This past week, there was much ado about facial hair between declaring 2008 the year of the mustache, Bill Richardson's missing beard and Obama's admission in 2006 that he can't grow facial hair at all.

A 2001 Slate article analyzing Al Gore's beard, entitled Beards: Why are they such a turnoff?, states:

Not surprisingly, democratically elected politicians have tended to follow fashion trends. The first U.S. president to sport a beard, Abe Lincoln, did so only after his election in 1860, and even then it did not rise above the lower lip... Moustaches--a compromise between primeval assertiveness and civilized cooperation--became popular in the mid-20th century (think Thomas Dewey and Dean Acheson) and unruly beards became popular in the '60s and '70s but only among the counterculture...

An article in The Hill, entitled Capital Living - Voters Want Their Pols Clean Shaven also contemplates beards in Washington:

Men in Congress have varying opinions on facial hair. Some claim they would feel naked without it, that it's part of who they are.


But political consultants, image consultants and etiquette experts say research shows that politicians who wear mustaches and beards don't poll well. Voters don't trust a candidate with facial hair. Think Adolf Hitler, Joseph Stalin, Saddam Hussein and Genghis Khan.

On the other hand, not all hairy types are unappealing; think Abraham Lincoln, Tom Selleck, Burt Reynolds, the late Captain Kangaroo and Santa Claus.

Despite poll data and strong advice suggesting voters favor cleanshaven pols, at least 41 members of the House have whiskers of some sort.

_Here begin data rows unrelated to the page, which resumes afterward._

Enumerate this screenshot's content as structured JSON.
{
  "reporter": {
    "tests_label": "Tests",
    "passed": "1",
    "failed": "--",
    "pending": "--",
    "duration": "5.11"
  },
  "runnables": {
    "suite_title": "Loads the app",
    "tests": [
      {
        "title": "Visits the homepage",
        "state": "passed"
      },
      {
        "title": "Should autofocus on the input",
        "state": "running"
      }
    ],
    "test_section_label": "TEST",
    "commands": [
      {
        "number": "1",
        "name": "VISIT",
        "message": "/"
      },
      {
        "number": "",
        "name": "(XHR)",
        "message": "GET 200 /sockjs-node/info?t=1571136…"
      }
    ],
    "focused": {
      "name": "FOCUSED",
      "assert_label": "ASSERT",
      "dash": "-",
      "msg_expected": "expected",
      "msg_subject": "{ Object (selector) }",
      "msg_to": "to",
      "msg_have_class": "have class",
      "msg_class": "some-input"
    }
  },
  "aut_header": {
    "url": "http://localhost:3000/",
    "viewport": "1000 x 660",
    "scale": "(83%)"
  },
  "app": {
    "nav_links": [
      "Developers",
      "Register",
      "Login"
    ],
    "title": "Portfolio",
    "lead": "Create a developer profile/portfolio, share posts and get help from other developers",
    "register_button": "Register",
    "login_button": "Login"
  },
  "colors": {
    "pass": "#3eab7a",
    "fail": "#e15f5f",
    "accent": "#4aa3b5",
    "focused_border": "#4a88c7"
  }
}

Here are some men who have (mostly) worn it well in years past:


Read an interview with Wolf Blitzer in which he talks all about his beard.